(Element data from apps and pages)
------------------------------------
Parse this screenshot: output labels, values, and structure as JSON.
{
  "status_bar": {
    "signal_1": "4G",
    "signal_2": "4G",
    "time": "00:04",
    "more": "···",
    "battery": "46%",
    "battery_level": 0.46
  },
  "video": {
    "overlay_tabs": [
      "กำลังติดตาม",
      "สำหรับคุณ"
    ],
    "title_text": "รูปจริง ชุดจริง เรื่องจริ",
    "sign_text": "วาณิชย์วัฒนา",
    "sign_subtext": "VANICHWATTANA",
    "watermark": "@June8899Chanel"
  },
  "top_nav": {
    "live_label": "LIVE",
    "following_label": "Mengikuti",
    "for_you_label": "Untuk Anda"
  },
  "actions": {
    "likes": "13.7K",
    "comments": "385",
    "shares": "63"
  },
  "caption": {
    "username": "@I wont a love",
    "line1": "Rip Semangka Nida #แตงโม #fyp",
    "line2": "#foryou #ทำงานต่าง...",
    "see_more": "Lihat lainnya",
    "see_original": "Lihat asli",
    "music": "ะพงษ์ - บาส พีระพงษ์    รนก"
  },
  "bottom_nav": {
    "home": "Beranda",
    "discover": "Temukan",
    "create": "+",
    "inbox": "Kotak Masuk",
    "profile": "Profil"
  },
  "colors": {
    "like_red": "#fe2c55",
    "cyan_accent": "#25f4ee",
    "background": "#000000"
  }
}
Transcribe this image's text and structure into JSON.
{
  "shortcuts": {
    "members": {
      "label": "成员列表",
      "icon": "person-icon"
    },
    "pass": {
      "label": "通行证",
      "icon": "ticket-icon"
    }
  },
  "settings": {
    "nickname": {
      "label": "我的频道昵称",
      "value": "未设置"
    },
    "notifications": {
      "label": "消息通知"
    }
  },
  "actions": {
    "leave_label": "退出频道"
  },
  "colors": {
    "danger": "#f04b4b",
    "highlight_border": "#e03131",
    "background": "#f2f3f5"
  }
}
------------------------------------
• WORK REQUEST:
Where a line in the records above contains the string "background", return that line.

• TASK RESPONSE:
    "background": "#000000"
    "background": "#f2f3f5"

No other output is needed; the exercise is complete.